Here is the original article as seen in the Galveston Daily News:
Investing in early childhood education is the best thing you can do for your community. The longterm social implications are simply incredible. By putting a little effort in now, our neighborhoods, city, county and nation will reap the rewards in the future.
Did you know that fewer than half of American kids go to preschool? Those kids who receive a quality early education are half as likely to be arrested, tend to have longer marriages and delay parenthood by an average of two years.
Dan Freeman’s piece (“Daycare and preschool: The keys to a great education,” The Daily News Nov. 5), shared some compelling reasons about the importance of early childhood education. Some other reasons you may not know — kids with a great early childhood education experience are less likely to drop out of school, are 20 percent more likely to graduate from high school, and are more likely to attend a four-year college than their counterparts.
If that’s not enough for you, by age 40, people who experienced a quality early childhood education experience are 24 percent more likely to own a home, 18 percent more likely to be employed, and more likely to have higher earnings.
Freeman focused on how to improve our formal early childhood education opportunities for Galveston’s youngest — and rightly so — but there are also things parents can and should do. After all, a parent (or guardian) is the single biggest contributor to a young child’s education, even more so than preschool teachers.
So what can you do to give your child the best chance?
For the majority of young people, enthusiastic and habitual reading is the single most predictive personal habit for the ability to achieve desirable life outcomes. In short, spend time reading and building your child’s vocabulary every day with tools like ReadyRosie. It’s a free email based tool kit that helps parents build their child’s word bank every day in less than 5 minutes.
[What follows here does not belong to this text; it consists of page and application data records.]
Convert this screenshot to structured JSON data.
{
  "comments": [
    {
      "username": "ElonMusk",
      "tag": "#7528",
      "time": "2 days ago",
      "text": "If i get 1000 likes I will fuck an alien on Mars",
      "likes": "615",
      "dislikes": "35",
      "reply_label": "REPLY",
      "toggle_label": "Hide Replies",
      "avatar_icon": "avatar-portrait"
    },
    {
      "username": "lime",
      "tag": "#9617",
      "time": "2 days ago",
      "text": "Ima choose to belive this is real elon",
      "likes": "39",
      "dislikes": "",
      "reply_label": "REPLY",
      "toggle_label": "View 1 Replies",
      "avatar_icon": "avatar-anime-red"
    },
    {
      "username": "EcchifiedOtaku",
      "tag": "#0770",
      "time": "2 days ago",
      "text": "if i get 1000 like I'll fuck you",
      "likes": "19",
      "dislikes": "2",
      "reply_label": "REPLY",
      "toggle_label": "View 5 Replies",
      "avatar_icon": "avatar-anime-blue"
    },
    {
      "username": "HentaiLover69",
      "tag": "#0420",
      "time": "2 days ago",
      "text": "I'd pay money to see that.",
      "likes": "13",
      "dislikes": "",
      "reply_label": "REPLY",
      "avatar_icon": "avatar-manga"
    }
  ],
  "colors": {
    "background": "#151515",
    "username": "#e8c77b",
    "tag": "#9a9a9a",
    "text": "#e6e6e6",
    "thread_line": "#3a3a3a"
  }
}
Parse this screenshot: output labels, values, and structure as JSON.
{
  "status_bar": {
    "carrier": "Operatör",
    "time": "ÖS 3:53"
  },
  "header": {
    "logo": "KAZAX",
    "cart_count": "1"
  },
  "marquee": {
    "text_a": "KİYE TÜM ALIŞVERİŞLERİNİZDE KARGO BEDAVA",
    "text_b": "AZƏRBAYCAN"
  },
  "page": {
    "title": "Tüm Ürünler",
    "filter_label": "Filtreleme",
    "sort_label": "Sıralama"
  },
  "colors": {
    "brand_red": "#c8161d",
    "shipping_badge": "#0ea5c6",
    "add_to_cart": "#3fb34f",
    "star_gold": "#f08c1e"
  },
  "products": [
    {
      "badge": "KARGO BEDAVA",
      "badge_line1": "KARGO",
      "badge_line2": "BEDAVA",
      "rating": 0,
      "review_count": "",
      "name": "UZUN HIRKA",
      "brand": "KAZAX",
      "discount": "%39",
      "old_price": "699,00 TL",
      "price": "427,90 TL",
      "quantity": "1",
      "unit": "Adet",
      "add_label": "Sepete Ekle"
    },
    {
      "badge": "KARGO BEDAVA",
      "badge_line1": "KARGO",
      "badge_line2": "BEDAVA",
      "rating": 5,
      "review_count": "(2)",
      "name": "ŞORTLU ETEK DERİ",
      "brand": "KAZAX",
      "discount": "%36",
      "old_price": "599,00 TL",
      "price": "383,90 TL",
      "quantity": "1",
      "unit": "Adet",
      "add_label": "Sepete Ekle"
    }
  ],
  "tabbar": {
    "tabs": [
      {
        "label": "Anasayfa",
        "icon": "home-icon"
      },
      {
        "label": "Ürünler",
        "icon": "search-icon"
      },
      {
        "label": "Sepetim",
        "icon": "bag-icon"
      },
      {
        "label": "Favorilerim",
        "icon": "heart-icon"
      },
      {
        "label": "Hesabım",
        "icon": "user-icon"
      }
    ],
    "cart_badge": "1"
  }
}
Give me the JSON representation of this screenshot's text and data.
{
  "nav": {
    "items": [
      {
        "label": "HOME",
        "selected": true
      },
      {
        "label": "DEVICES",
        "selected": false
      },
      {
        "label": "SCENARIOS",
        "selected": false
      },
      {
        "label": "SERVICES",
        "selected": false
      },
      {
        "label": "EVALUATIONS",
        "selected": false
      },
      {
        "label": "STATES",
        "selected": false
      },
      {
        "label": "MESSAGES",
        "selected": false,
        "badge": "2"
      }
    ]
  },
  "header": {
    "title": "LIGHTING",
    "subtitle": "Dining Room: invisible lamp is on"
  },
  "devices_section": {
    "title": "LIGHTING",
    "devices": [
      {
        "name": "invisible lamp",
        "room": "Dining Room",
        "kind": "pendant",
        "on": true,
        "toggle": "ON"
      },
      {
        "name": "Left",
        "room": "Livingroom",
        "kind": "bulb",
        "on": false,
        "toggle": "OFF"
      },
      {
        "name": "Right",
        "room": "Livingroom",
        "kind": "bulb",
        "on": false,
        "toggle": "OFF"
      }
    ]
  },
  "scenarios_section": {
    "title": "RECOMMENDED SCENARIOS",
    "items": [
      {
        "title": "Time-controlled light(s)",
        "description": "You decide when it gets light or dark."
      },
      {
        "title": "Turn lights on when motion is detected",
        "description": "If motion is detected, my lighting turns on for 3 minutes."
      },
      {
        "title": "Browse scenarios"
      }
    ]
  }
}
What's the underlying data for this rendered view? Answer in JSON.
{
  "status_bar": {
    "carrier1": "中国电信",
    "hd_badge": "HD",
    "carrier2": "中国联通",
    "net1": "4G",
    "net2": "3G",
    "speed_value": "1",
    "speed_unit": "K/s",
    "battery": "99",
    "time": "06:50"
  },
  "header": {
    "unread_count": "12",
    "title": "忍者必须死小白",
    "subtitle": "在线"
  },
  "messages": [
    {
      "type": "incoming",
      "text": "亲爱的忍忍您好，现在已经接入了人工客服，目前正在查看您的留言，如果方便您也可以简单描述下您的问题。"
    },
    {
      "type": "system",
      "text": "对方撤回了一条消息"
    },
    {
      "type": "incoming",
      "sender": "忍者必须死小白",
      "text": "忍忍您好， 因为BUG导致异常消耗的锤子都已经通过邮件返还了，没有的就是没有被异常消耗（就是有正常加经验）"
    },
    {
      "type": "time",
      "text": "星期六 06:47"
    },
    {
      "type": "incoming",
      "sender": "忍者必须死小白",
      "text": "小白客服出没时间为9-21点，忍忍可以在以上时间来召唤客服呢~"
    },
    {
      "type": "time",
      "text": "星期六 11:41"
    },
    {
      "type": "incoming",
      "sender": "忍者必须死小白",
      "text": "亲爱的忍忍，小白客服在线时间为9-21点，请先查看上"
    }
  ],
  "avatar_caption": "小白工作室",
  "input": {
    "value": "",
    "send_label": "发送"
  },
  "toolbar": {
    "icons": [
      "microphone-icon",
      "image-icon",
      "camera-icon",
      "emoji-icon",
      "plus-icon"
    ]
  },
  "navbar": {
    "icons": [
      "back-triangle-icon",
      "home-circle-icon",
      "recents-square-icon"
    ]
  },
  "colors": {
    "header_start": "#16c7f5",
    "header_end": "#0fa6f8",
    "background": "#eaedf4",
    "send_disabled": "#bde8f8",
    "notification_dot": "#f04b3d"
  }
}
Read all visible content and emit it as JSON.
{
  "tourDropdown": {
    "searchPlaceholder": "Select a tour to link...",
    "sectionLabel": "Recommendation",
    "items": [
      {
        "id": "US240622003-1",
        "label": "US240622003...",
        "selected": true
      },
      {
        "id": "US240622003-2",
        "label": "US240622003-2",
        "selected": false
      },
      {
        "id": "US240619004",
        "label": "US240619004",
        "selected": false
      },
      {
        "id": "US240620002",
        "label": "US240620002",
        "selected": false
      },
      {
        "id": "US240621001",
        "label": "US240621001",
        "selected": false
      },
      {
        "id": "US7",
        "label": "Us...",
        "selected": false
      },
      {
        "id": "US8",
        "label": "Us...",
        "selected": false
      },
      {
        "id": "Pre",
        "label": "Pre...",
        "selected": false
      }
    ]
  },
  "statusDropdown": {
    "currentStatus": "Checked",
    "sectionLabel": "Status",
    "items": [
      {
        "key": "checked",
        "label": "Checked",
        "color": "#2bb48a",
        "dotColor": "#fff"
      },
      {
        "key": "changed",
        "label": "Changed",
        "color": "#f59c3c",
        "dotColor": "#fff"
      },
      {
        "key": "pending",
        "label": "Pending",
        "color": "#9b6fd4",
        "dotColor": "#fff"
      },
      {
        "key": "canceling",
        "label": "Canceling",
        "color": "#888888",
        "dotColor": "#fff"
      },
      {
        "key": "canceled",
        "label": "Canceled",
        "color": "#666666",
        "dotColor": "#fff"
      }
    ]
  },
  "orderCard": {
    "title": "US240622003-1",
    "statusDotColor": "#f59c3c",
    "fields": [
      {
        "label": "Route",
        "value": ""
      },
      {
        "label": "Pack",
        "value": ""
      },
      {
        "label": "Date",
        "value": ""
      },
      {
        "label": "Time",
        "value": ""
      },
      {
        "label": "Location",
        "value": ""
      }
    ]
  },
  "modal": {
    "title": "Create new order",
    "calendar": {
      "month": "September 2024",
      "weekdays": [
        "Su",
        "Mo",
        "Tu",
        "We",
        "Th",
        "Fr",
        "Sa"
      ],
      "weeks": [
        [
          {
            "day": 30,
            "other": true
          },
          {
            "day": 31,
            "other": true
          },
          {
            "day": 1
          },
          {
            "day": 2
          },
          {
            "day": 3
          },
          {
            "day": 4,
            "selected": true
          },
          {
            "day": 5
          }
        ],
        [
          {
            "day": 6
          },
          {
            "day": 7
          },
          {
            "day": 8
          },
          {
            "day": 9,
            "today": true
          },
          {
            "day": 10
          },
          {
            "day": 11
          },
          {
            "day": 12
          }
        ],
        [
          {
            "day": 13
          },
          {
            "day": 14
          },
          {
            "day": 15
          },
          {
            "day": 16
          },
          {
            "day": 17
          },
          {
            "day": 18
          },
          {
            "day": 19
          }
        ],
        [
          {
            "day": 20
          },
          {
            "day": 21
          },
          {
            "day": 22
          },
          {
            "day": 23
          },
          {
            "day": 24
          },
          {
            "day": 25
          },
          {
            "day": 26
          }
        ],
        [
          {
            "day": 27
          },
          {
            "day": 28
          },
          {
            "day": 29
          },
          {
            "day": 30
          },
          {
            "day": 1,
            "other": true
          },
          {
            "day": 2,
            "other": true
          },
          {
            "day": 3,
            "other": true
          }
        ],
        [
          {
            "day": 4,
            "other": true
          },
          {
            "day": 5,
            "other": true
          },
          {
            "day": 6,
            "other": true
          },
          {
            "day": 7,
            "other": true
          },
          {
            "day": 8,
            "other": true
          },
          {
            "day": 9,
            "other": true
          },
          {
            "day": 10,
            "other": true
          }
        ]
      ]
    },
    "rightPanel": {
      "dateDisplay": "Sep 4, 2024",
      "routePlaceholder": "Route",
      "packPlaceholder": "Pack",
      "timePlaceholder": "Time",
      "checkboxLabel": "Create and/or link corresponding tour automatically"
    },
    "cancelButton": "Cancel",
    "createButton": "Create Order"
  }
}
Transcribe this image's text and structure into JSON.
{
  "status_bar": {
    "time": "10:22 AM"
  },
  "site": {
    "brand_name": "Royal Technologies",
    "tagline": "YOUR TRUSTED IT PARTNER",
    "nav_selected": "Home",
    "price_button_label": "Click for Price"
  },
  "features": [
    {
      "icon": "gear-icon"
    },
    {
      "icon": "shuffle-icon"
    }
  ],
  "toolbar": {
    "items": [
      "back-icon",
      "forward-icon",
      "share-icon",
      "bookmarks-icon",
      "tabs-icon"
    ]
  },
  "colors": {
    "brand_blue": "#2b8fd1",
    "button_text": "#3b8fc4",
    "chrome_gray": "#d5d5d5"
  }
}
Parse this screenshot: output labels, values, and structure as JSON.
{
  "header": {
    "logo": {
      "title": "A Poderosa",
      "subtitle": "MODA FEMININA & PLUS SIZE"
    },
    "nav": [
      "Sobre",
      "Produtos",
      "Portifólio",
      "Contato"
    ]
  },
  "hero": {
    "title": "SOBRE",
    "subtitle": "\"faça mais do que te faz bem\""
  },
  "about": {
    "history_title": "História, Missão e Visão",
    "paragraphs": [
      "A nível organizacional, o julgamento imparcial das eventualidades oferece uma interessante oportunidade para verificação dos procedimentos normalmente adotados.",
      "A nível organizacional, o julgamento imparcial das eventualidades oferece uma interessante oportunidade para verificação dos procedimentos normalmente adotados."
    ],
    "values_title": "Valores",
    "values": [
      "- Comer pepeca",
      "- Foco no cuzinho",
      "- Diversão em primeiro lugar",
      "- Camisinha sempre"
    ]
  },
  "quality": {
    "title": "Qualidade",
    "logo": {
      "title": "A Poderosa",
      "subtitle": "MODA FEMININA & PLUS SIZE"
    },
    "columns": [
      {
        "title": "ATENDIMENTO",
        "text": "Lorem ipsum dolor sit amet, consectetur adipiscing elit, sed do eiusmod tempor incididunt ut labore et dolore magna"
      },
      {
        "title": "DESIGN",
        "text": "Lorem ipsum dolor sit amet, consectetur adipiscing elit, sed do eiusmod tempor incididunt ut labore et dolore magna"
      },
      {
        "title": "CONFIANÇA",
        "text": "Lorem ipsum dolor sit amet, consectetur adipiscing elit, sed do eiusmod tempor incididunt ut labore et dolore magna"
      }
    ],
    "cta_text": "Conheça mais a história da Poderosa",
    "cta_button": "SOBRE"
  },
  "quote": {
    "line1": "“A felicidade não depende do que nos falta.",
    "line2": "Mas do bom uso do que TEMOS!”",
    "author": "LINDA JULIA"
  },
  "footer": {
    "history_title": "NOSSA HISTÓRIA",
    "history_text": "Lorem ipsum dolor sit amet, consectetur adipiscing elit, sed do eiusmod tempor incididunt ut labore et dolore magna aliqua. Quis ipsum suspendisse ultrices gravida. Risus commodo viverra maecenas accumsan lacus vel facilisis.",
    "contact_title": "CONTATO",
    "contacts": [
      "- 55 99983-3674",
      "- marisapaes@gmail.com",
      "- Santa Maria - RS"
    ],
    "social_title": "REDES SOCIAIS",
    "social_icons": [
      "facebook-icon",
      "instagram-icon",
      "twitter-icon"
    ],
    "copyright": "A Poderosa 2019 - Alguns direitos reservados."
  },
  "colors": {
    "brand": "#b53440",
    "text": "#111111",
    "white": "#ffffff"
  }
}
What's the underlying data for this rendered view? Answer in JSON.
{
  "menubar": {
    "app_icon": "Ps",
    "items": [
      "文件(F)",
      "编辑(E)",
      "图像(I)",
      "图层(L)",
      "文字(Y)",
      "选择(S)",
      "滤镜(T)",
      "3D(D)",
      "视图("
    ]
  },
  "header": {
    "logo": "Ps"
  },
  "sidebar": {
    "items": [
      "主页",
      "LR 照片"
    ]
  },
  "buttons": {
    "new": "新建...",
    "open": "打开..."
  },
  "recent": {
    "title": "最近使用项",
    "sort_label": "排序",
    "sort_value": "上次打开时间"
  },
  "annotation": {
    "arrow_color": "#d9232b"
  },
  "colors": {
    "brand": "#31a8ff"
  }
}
Through a digital video service delivered directly to email, ReadyRosie’s mission is to equip and inspire parents and caregivers to create informal, enjoyable learning environments for young children to experience their first encounters with literacy and numeracy. With the push for every child to have access to formal learning experiences through Universal pre-K efforts, we cannot forget the important emphasis on providing every child with informal, fun learning opportunities. For more information about the ReadyRosie program, visit www.readyrosie.com.
Erica Adams is executive director of the Galveston Sustainable Communities Alliance. She can be reached at firstname.lastname@example.org.